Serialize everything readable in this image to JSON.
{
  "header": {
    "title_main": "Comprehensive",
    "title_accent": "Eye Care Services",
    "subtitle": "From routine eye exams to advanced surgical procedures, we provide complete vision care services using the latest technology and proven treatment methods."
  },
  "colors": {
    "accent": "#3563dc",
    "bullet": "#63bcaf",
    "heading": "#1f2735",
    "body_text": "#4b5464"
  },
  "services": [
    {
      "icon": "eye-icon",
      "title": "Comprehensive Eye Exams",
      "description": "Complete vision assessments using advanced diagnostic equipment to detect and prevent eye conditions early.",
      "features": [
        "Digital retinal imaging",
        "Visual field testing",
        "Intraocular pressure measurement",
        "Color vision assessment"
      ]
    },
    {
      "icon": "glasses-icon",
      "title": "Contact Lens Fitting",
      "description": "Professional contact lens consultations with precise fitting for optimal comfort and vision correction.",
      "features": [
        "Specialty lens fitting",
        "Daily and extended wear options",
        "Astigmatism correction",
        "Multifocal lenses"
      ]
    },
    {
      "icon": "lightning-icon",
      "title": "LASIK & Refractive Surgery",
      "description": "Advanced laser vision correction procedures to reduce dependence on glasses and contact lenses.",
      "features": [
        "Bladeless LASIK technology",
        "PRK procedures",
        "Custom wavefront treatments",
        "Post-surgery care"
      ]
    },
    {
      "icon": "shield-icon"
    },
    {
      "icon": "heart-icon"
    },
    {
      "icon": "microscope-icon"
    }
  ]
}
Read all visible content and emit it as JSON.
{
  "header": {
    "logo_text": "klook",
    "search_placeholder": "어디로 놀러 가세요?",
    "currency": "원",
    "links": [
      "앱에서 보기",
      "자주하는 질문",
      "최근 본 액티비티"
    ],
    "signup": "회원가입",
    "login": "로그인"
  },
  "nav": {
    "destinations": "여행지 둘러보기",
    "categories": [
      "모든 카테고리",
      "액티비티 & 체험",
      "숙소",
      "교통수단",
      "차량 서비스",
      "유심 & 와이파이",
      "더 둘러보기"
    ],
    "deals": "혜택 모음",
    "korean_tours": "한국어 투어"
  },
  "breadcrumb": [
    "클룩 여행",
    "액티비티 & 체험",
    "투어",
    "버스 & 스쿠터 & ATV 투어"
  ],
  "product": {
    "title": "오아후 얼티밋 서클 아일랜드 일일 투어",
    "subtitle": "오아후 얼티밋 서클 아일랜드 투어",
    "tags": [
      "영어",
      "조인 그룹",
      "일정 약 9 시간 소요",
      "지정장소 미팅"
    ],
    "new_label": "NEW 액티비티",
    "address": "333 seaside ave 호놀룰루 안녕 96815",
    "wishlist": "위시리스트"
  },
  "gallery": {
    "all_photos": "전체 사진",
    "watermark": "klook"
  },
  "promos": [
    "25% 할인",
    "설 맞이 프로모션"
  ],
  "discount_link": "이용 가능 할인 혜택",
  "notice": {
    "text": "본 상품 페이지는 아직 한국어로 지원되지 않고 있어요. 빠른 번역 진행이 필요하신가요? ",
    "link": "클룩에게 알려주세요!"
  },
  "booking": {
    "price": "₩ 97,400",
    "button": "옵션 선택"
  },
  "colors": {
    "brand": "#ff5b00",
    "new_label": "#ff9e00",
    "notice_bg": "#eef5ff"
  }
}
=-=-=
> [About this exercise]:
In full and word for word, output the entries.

> [Answer to the exercise]:
Serialize everything readable in this image to JSON.
{
  "header": {
    "title_main": "Comprehensive",
    "title_accent": "Eye Care Services",
    "subtitle": "From routine eye exams to advanced surgical procedures, we provide complete vision care services using the latest technology and proven treatment methods."
  },
  "colors": {
    "accent": "#3563dc",
    "bullet": "#63bcaf",
    "heading": "#1f2735",
    "body_text": "#4b5464"
  },
  "services": [
    {
      "icon": "eye-icon",
      "title": "Comprehensive Eye Exams",
      "description": "Complete vision assessments using advanced diagnostic equipment to detect and prevent eye conditions early.",
      "features": [
        "Digital retinal imaging",
        "Visual field testing",
        "Intraocular pressure measurement",
        "Color vision assessment"
      ]
    },
    {
      "icon": "glasses-icon",
      "title": "Contact Lens Fitting",
      "description": "Professional contact lens consultations with precise fitting for optimal comfort and vision correction.",
      "features": [
        "Specialty lens fitting",
        "Daily and extended wear options",
        "Astigmatism correction",
        "Multifocal lenses"
      ]
    },
    {
      "icon": "lightning-icon",
      "title": "LASIK & Refractive Surgery",
      "description": "Advanced laser vision correction procedures to reduce dependence on glasses and contact lenses.",
      "features": [
        "Bladeless LASIK technology",
        "PRK procedures",
        "Custom wavefront treatments",
        "Post-surgery care"
      ]
    },
    {
      "icon": "shield-icon"
    },
    {
      "icon": "heart-icon"
    },
    {
      "icon": "microscope-icon"
    }
  ]
}
Read all visible content and emit it as JSON.
{
  "header": {
    "logo_text": "klook",
    "search_placeholder": "어디로 놀러 가세요?",
    "currency": "원",
    "links": [
      "앱에서 보기",
      "자주하는 질문",
      "최근 본 액티비티"
    ],
    "signup": "회원가입",
    "login": "로그인"
  },
  "nav": {
    "destinations": "여행지 둘러보기",
    "categories": [
      "모든 카테고리",
      "액티비티 & 체험",
      "숙소",
      "교통수단",
      "차량 서비스",
      "유심 & 와이파이",
      "더 둘러보기"
    ],
    "deals": "혜택 모음",
    "korean_tours": "한국어 투어"
  },
  "breadcrumb": [
    "클룩 여행",
    "액티비티 & 체험",
    "투어",
    "버스 & 스쿠터 & ATV 투어"
  ],
  "product": {
    "title": "오아후 얼티밋 서클 아일랜드 일일 투어",
    "subtitle": "오아후 얼티밋 서클 아일랜드 투어",
    "tags": [
      "영어",
      "조인 그룹",
      "일정 약 9 시간 소요",
      "지정장소 미팅"
    ],
    "new_label": "NEW 액티비티",
    "address": "333 seaside ave 호놀룰루 안녕 96815",
    "wishlist": "위시리스트"
  },
  "gallery": {
    "all_photos": "전체 사진",
    "watermark": "klook"
  },
  "promos": [
    "25% 할인",
    "설 맞이 프로모션"
  ],
  "discount_link": "이용 가능 할인 혜택",
  "notice": {
    "text": "본 상품 페이지는 아직 한국어로 지원되지 않고 있어요. 빠른 번역 진행이 필요하신가요? ",
    "link": "클룩에게 알려주세요!"
  },
  "booking": {
    "price": "₩ 97,400",
    "button": "옵션 선택"
  },
  "colors": {
    "brand": "#ff5b00",
    "new_label": "#ff9e00",
    "notice_bg": "#eef5ff"
  }
}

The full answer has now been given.